Items from a data source:
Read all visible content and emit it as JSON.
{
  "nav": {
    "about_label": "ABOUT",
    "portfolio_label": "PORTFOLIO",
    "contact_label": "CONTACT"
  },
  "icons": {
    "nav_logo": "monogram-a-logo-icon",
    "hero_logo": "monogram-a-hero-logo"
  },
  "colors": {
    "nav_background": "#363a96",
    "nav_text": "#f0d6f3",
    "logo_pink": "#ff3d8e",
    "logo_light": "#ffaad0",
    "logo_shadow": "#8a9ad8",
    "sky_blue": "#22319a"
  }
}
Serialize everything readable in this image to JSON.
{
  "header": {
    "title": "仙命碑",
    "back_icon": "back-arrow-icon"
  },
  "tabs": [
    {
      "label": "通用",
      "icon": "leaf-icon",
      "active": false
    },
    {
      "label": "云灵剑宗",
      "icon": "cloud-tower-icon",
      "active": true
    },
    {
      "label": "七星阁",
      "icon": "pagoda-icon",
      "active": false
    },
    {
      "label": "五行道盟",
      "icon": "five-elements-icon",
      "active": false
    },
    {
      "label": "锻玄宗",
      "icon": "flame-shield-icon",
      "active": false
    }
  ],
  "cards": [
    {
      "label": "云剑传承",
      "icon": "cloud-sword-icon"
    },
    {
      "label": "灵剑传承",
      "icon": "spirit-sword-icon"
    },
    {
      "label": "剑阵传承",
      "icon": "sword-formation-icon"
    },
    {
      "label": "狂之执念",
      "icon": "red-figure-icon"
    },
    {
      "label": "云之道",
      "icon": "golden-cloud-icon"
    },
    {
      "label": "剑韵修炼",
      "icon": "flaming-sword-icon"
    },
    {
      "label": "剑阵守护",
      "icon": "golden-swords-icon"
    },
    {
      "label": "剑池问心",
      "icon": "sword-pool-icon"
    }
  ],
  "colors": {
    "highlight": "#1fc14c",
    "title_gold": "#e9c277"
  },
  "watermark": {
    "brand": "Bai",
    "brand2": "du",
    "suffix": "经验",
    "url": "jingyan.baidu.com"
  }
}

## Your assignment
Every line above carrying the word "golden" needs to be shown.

## The completed task
      "icon": "golden-cloud-icon"
      "icon": "golden-swords-icon"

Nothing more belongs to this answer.